LAS VEGAS (KLAS) — The NFL could suffer if former Las Vegas Raiders head coach Jon Gruden’s lawsuit against it continues amid an appeal to the Supreme Court of Nevada, the league’s attorneys wrote in a new filing the 8 News Now Investigators reviewed Thursday.
Two weeks ago, District Court Judge Nancy Allf denied a motion from the NFL to pause discovery in Gruden’s case amid the NFL’s appeal to the high court. Allf’s ruling issued Oct. 20 denies the NFL’s request for arbitration in Gruden’s lawsuit against the league.
Gruden resigned from the Raiders on Oct. 11, 2021, after emails surfaced showing he used racist, misogynistic and homophobic comments. A New York Times investigation revealed Gruden had not only used racist comments in an email in 2011, but had regularly used derogatory language in emails during his employment with ESPN.
“Over nearly a decade, Gruden sent e-mails expressing racist, homophobic, and misogynistic views,” NFL lawyers said in their latest filing. “Among other things, Gruden’s e-mails used racial tropes to describe the executive director of the NFL Players Association, who is Black, and frequently used homophobic slurs.
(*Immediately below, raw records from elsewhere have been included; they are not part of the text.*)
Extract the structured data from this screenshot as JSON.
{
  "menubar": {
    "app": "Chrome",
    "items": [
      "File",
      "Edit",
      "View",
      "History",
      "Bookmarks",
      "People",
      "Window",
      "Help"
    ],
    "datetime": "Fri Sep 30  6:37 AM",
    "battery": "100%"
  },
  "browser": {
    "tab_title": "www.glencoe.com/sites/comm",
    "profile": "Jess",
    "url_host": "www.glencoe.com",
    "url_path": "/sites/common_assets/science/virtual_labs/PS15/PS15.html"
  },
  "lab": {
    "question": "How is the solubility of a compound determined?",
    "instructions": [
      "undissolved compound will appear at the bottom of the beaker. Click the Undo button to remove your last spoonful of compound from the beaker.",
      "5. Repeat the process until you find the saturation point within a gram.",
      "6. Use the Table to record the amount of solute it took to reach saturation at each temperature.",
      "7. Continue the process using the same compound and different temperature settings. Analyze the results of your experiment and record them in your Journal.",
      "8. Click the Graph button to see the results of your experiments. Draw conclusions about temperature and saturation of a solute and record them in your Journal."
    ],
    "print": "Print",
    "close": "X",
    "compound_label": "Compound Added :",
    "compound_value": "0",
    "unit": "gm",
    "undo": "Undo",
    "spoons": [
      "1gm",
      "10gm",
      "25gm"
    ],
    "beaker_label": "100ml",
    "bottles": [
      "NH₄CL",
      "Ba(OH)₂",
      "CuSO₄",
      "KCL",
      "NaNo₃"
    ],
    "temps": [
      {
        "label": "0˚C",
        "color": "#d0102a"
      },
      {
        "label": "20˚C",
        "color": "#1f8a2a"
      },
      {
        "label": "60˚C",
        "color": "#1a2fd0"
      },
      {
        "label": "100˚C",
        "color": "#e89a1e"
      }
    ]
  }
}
In October 2021, while Gruden was head coach of the Raiders, certain of the e-mails were obtained by the news media from an anonymous source and were published.”
The NFL lawyers deny Gruden’s “unsupported speculation” that the NFL and NFL Commissioner Roger Goodell were the source of the leak.
“Nevertheless, Gruden seeks to hold defendants responsible for his resignation from the Raiders,” the filing said.
Gruden received $60 million of his $100 million “record-setting” contract with the Raiders at the time of his resignation, lawyers for the NFL said. The NFL also said Gruden settled with the Raiders “for an additional undisclosed sum.”
Lawyers for the NFL argue the NFL Constitution and Gruden’s contract contain arbitration provisions, meaning issues would be resolved in private on the league’s terms.
Lawyers for the NFL are pushing to settle Gruden’s lawsuit through arbitration — and not the public process of discovery. That process would likely reveal how and who leaked Gruden’s emails and other business-related information.
Gruden’s lawyers have argued he is no longer under the NFL’s preview and that Goodell himself would be the arbitrator.
Judge Allf’s ruling issued last Wednesday denied the NFL’s request for arbitration in Gruden’s lawsuit against the league. The discovery process could also reveal other information the NFL seeks to keep confidential.
The lawyers argue the Supreme Court of Nevada has a history of overturning district court denials in similar circumstances.
Gruden signed a $100 million contract with the then-Oakland Raiders in 2018. According to the lawsuit, he is not being paid the remaining balance on the contract, which runs through 2027. His lawyers also write Gruden is losing out on endorsement deals, including one with footwear company Skechers.
“I’m ashamed about what has come about in these emails, and I’ll make no excuses for it,” Gruden said during an event in Arkansas in late August. “It’s shameful, but I am a good person, I believe that. I go to church. I’ve been married for 31 years. I got three great boys. I still love football. I made some mistakes, but I don’t think anybody else in here hasn’t — and I just ask for forgiveness, and hopefully, I get another shot.”
It was unclear Thursday when the state supreme court would issue its ruling on the league’s appeal.